--- START ---

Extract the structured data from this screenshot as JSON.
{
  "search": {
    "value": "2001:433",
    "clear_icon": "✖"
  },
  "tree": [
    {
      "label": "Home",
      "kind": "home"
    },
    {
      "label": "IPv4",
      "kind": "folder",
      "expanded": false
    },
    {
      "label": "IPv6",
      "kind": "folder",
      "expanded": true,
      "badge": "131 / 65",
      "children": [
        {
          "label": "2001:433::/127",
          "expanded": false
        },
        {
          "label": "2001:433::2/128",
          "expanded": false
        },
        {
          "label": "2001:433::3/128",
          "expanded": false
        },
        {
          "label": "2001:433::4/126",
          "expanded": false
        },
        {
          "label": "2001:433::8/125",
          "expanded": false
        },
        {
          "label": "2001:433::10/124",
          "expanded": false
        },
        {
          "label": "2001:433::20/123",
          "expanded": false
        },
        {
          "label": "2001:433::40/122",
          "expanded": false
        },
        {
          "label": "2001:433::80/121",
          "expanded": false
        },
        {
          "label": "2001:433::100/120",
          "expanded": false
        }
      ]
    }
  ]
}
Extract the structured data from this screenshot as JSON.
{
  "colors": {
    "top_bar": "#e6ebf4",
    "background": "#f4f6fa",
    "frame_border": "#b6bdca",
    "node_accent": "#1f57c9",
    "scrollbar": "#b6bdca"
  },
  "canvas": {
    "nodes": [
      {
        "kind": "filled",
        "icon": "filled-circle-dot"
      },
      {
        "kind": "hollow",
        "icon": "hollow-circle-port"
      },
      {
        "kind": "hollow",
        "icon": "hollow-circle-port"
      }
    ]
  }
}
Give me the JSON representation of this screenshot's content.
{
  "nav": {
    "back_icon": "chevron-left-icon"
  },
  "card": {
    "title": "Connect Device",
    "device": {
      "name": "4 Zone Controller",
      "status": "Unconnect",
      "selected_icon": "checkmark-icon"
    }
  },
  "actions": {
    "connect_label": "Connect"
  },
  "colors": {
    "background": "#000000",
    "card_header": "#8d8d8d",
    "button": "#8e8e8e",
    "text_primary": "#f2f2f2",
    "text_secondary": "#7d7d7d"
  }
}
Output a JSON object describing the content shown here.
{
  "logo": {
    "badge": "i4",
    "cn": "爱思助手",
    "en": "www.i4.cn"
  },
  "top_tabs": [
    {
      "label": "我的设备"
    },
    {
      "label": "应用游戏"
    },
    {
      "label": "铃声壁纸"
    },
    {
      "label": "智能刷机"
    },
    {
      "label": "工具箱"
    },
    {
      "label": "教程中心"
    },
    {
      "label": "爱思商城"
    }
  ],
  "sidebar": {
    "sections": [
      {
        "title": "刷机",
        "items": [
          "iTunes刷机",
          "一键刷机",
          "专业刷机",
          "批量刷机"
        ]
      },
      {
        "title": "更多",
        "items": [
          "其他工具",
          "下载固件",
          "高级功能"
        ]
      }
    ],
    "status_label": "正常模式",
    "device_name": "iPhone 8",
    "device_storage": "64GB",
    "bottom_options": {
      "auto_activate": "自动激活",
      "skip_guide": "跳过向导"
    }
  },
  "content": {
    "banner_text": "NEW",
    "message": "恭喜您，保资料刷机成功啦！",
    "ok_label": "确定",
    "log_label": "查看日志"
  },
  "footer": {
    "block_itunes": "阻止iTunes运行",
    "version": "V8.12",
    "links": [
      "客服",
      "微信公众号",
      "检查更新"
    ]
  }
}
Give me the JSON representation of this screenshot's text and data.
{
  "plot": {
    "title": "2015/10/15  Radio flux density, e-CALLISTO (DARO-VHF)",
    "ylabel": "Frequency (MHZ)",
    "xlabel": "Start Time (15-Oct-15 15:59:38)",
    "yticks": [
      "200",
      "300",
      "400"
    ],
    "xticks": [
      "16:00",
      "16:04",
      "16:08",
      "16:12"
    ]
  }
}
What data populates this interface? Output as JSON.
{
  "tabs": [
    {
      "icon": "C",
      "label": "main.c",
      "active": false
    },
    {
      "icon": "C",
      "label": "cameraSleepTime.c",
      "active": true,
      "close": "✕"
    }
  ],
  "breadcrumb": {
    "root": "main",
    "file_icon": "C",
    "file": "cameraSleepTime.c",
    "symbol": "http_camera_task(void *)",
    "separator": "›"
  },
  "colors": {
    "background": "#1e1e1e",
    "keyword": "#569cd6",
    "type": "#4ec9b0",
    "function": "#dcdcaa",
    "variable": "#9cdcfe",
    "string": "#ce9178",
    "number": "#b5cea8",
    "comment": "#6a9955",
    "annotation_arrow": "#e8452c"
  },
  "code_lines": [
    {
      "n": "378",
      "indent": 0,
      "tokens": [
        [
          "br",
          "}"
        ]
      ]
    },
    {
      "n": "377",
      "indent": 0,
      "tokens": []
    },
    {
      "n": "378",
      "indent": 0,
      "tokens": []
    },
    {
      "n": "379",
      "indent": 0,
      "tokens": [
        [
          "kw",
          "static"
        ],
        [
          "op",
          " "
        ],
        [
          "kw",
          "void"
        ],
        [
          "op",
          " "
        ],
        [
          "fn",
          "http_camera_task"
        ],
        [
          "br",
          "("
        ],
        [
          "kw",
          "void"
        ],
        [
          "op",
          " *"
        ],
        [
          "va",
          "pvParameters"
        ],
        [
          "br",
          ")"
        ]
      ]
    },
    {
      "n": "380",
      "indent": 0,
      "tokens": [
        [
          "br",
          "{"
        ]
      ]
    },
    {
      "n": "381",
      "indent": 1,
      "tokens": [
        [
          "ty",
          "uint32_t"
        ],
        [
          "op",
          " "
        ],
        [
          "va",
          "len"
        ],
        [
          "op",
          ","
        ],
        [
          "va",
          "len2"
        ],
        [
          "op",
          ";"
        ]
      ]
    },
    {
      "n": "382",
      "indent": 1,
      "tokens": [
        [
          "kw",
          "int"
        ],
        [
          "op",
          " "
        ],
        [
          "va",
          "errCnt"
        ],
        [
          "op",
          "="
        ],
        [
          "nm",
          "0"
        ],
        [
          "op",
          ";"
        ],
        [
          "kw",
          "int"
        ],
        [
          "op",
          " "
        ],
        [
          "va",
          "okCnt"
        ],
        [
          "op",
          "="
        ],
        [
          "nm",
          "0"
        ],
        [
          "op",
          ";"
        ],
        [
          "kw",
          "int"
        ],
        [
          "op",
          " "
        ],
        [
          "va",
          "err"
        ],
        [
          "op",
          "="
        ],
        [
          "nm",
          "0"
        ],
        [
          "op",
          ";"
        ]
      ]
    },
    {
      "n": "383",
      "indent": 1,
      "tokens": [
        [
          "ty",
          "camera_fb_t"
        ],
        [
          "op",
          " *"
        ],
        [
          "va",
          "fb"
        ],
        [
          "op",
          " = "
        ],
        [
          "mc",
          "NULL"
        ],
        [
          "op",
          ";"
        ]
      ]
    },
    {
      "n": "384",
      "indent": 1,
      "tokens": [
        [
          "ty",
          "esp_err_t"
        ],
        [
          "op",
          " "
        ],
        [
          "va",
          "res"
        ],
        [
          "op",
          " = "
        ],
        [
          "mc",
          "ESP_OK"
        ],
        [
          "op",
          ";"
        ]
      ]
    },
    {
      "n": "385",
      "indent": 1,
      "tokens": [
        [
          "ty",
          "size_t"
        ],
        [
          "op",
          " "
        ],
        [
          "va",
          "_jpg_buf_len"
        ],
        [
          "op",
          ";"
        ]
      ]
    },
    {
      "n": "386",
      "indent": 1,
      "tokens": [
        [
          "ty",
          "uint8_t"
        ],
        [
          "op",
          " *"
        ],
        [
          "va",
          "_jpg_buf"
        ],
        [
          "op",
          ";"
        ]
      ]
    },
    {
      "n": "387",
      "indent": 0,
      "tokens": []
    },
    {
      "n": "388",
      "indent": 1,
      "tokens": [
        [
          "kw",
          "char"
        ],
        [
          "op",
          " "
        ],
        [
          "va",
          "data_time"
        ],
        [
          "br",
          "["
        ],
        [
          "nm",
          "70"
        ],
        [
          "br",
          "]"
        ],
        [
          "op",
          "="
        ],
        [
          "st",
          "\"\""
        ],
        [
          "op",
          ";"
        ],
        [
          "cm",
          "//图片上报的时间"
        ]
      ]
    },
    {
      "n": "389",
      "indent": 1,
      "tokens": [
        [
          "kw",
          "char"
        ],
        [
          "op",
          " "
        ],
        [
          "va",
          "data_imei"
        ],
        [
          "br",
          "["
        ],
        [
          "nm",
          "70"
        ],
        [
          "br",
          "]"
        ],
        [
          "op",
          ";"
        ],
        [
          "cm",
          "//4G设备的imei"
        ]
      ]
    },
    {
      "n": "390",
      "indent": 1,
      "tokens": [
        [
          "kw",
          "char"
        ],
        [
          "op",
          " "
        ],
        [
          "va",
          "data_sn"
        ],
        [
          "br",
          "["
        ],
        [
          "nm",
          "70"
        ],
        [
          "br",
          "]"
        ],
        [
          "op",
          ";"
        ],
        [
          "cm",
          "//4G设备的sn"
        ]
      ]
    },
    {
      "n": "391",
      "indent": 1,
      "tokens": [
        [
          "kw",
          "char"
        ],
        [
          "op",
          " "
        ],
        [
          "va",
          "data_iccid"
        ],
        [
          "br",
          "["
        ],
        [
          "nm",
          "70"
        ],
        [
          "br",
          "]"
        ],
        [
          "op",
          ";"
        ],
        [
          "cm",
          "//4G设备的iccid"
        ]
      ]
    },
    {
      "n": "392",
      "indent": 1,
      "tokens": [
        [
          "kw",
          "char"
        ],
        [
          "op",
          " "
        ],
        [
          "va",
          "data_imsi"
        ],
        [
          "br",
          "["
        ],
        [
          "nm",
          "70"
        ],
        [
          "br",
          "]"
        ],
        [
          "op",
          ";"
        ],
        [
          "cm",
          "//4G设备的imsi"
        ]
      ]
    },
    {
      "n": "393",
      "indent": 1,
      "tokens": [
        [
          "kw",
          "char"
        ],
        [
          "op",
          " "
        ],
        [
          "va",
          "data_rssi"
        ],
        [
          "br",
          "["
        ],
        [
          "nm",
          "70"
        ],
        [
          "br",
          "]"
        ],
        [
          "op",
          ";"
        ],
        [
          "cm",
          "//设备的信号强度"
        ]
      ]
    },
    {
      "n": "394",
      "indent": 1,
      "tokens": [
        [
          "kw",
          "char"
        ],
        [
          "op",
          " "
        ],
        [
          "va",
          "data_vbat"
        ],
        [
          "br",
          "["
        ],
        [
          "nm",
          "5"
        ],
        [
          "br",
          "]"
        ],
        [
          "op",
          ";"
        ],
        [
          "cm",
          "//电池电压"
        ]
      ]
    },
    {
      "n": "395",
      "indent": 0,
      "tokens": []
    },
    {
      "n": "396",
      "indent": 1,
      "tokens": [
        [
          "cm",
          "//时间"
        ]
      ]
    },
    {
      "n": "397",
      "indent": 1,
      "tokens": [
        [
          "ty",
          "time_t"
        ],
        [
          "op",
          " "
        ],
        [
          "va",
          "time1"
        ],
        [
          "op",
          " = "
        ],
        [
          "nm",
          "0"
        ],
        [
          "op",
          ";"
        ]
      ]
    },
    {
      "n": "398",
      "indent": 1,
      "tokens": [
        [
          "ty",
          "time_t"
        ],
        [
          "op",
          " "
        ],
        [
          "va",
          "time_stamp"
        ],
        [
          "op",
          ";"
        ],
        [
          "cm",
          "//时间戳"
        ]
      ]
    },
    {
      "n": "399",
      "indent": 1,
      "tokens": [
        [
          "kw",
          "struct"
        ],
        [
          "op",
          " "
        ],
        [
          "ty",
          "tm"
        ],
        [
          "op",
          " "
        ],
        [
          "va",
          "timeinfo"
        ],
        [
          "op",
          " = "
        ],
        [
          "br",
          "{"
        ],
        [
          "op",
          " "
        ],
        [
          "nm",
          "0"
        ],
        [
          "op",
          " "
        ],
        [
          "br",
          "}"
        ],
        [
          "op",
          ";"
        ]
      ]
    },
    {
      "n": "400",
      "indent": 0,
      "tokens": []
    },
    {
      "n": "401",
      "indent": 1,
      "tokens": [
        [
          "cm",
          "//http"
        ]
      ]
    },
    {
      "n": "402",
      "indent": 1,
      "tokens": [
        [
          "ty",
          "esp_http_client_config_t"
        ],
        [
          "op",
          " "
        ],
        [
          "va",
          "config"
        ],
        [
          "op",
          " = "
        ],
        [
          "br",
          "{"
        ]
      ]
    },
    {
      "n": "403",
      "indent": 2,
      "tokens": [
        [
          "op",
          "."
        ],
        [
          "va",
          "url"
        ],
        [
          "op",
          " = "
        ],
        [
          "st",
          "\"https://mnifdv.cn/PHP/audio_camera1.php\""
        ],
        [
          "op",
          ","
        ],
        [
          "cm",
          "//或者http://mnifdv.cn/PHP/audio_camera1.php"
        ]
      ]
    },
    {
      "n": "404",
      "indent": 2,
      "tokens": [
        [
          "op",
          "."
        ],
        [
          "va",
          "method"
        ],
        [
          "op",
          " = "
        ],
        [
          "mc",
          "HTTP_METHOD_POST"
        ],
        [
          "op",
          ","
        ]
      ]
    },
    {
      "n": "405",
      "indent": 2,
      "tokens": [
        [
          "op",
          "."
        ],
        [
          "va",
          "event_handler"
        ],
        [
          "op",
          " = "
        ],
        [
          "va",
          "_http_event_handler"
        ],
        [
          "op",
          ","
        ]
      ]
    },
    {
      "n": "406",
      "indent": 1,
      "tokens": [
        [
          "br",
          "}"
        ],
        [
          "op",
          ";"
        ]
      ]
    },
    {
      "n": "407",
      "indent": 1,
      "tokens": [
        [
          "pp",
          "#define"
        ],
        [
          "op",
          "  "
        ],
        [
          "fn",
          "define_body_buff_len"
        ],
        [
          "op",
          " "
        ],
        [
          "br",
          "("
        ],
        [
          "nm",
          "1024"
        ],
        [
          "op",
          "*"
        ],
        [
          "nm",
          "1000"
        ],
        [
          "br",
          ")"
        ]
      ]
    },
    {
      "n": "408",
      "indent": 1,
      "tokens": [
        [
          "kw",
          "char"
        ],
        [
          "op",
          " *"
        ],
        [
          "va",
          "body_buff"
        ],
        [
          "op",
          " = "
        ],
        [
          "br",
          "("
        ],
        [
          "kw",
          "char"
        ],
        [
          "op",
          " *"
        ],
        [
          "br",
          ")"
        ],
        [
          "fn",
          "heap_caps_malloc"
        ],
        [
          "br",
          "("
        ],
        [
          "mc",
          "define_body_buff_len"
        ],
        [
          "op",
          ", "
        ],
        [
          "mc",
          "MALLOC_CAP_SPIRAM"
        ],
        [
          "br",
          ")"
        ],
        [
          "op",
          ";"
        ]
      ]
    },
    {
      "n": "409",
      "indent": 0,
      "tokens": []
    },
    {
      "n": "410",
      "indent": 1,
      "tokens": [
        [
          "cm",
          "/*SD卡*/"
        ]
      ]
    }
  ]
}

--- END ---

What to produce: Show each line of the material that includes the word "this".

Answer space:
Extract the structured data from this screenshot as JSON.
Extract the structured data from this screenshot as JSON.
Give me the JSON representation of this screenshot's content.
Give me the JSON representation of this screenshot's text and data.
What data populates this interface? Output as JSON.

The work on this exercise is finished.